> _Exercise_
Each entry below must appear in the output exactly as written.

Excerpts from an interface dataset
>>

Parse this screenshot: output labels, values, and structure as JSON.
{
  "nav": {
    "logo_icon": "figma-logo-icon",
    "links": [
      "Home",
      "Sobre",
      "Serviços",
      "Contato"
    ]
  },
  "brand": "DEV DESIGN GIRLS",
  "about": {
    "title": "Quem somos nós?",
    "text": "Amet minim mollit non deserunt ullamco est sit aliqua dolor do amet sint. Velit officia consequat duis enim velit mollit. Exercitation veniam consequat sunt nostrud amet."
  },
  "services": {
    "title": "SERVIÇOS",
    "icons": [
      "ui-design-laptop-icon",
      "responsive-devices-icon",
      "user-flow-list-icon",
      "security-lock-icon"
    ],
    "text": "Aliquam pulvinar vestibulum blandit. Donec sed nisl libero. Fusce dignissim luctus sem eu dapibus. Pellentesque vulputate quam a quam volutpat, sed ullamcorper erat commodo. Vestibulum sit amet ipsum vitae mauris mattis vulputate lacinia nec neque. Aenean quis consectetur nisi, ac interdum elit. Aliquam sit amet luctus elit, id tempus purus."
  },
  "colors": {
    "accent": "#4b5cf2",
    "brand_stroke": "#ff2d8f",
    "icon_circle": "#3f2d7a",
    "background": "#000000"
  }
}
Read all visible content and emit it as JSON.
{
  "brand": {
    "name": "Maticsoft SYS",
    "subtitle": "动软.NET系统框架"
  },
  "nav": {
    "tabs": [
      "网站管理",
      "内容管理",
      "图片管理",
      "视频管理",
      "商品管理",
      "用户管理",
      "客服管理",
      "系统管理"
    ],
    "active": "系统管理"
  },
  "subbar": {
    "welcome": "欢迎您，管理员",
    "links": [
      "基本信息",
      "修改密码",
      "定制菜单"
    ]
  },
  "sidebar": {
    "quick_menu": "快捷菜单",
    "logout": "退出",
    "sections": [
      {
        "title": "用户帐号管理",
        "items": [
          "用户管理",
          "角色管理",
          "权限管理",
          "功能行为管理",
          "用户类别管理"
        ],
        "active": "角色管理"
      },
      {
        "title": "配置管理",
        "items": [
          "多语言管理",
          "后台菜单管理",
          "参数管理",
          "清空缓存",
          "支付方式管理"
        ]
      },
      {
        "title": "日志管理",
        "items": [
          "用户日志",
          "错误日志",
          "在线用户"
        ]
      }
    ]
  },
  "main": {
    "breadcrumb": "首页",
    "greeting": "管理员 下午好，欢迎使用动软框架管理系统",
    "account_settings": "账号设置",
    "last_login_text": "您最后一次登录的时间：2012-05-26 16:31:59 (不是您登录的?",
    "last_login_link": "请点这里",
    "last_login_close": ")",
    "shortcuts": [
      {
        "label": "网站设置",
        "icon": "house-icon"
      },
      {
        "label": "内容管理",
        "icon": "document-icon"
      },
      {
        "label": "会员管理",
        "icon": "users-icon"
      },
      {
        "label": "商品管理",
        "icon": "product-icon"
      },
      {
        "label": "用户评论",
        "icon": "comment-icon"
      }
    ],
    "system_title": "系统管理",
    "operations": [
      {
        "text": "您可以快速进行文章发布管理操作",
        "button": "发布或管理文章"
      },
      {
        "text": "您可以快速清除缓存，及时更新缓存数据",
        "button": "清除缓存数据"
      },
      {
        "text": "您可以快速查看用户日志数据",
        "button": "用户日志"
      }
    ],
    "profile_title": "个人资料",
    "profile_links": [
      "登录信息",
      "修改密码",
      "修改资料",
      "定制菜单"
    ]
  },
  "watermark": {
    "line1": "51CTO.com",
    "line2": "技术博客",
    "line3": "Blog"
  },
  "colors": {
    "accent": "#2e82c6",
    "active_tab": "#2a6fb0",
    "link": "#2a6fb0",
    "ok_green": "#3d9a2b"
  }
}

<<

> _Result below_
Parse this screenshot: output labels, values, and structure as JSON.
{
  "nav": {
    "logo_icon": "figma-logo-icon",
    "links": [
      "Home",
      "Sobre",
      "Serviços",
      "Contato"
    ]
  },
  "brand": "DEV DESIGN GIRLS",
  "about": {
    "title": "Quem somos nós?",
    "text": "Amet minim mollit non deserunt ullamco est sit aliqua dolor do amet sint. Velit officia consequat duis enim velit mollit. Exercitation veniam consequat sunt nostrud amet."
  },
  "services": {
    "title": "SERVIÇOS",
    "icons": [
      "ui-design-laptop-icon",
      "responsive-devices-icon",
      "user-flow-list-icon",
      "security-lock-icon"
    ],
    "text": "Aliquam pulvinar vestibulum blandit. Donec sed nisl libero. Fusce dignissim luctus sem eu dapibus. Pellentesque vulputate quam a quam volutpat, sed ullamcorper erat commodo. Vestibulum sit amet ipsum vitae mauris mattis vulputate lacinia nec neque. Aenean quis consectetur nisi, ac interdum elit. Aliquam sit amet luctus elit, id tempus purus."
  },
  "colors": {
    "accent": "#4b5cf2",
    "brand_stroke": "#ff2d8f",
    "icon_circle": "#3f2d7a",
    "background": "#000000"
  }
}
Read all visible content and emit it as JSON.
{
  "brand": {
    "name": "Maticsoft SYS",
    "subtitle": "动软.NET系统框架"
  },
  "nav": {
    "tabs": [
      "网站管理",
      "内容管理",
      "图片管理",
      "视频管理",
      "商品管理",
      "用户管理",
      "客服管理",
      "系统管理"
    ],
    "active": "系统管理"
  },
  "subbar": {
    "welcome": "欢迎您，管理员",
    "links": [
      "基本信息",
      "修改密码",
      "定制菜单"
    ]
  },
  "sidebar": {
    "quick_menu": "快捷菜单",
    "logout": "退出",
    "sections": [
      {
        "title": "用户帐号管理",
        "items": [
          "用户管理",
          "角色管理",
          "权限管理",
          "功能行为管理",
          "用户类别管理"
        ],
        "active": "角色管理"
      },
      {
        "title": "配置管理",
        "items": [
          "多语言管理",
          "后台菜单管理",
          "参数管理",
          "清空缓存",
          "支付方式管理"
        ]
      },
      {
        "title": "日志管理",
        "items": [
          "用户日志",
          "错误日志",
          "在线用户"
        ]
      }
    ]
  },
  "main": {
    "breadcrumb": "首页",
    "greeting": "管理员 下午好，欢迎使用动软框架管理系统",
    "account_settings": "账号设置",
    "last_login_text": "您最后一次登录的时间：2012-05-26 16:31:59 (不是您登录的?",
    "last_login_link": "请点这里",
    "last_login_close": ")",
    "shortcuts": [
      {
        "label": "网站设置",
        "icon": "house-icon"
      },
      {
        "label": "内容管理",
        "icon": "document-icon"
      },
      {
        "label": "会员管理",
        "icon": "users-icon"
      },
      {
        "label": "商品管理",
        "icon": "product-icon"
      },
      {
        "label": "用户评论",
        "icon": "comment-icon"
      }
    ],
    "system_title": "系统管理",
    "operations": [
      {
        "text": "您可以快速进行文章发布管理操作",
        "button": "发布或管理文章"
      },
      {
        "text": "您可以快速清除缓存，及时更新缓存数据",
        "button": "清除缓存数据"
      },
      {
        "text": "您可以快速查看用户日志数据",
        "button": "用户日志"
      }
    ],
    "profile_title": "个人资料",
    "profile_links": [
      "登录信息",
      "修改密码",
      "修改资料",
      "定制菜单"
    ]
  },
  "watermark": {
    "line1": "51CTO.com",
    "line2": "技术博客",
    "line3": "Blog"
  },
  "colors": {
    "accent": "#2e82c6",
    "active_tab": "#2a6fb0",
    "link": "#2a6fb0",
    "ok_green": "#3d9a2b"
  }
}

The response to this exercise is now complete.